In Marand lives Akbar, a guy who is part of the helping cyclist community. He is always getting informed from truck drivers when a cyclist is close to the city and then he is inviting the cyclist back home. But he missed me. Two other guys helped me pushing the bike through the snow and invited me back home. A big family was already waiting for us. I guess at least 25 people in total were sitting on the floor and had dinner. I could shower and didn’t need to wear a scarf while I was in the house.
It was a funny evening. The next day they organised a transport to Tabriz for me, because it snowed half the night and it was again impossible to cycle.
Hamed picked me up at the Hwy. He is also “member” of the helping cyclist community and organised a host for me in Tabriz.

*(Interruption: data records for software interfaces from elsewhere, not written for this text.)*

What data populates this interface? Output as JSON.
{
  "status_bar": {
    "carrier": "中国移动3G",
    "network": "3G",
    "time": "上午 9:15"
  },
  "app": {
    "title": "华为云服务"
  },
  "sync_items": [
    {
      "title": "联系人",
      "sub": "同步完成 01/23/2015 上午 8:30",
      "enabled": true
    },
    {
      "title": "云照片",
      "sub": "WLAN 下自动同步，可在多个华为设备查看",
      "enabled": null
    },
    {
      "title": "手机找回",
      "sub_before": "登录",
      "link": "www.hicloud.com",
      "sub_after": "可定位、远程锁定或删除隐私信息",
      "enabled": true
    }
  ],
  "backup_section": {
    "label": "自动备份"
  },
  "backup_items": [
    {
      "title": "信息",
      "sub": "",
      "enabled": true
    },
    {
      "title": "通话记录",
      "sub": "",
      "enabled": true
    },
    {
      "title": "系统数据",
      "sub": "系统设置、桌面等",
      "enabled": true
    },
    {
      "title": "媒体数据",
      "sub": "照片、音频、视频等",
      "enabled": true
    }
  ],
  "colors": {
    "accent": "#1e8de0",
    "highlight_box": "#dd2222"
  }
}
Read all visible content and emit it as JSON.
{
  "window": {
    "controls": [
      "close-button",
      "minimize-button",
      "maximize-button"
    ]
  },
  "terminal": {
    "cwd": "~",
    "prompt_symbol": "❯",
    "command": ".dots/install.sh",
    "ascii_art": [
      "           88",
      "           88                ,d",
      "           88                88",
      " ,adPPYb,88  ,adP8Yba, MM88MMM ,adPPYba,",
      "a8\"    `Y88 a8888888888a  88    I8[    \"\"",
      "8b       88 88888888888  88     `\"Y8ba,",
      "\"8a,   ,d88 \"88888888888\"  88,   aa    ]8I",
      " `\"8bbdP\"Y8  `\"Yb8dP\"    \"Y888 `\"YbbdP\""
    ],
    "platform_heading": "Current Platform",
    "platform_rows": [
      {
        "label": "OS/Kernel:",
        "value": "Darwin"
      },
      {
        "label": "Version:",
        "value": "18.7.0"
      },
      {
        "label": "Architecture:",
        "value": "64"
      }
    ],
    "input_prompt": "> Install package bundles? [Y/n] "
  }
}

He gave greetings to me from Akbar the guy in Marand who apologized that he missed me. The weather was so bad, therefore he couldn’t find me, even if he knew already that I am on my way. He was sad, because he has got a gallery of pictures at home of all the cyclists and now I wouldn’t be part of it.
I stayed with Ali, a German Iranian. Tabriz was just cold and snowy. It didn’t stop snowing for 24 hours, so I finally decided to take the bus to Isfahan with the hope of better weather further south.
Hamed showed me around and told me that I am cyclist number 1250 he has said hello to and the first solo woman cyclist.
Around about 1000km is the distance to Isfahan and the bus took 14 hours to get there. When I arrived in the morning it was still cold, but sunny. On one side I was happy that I left the bad weather behind me, but on the other hand I was sad, because I had the feeling I had destroyed my trip, because I didn’t cover the distance with my own muscles.
Actually I am already in Yazd, but so much happened since I was in Isfahan that I have difficulties at the moment to bring all my thoughts on paper. I will write about it in my next blog.
Just one more thing, the Iranians are very warm hearted people. They always give me the feeling that I am welcome in their country. And somehow this country makes me happy. I think, so far on this trip, I never had such a good feeling like I have here. I could shout everyday to the sky how happy I am to be able to experience this trip; that I can cycle through this wonderful world. I have a really strong feeling to be free and somehow it feels like the world is mine. Life is wonderful and I am enjoying it as much as I can.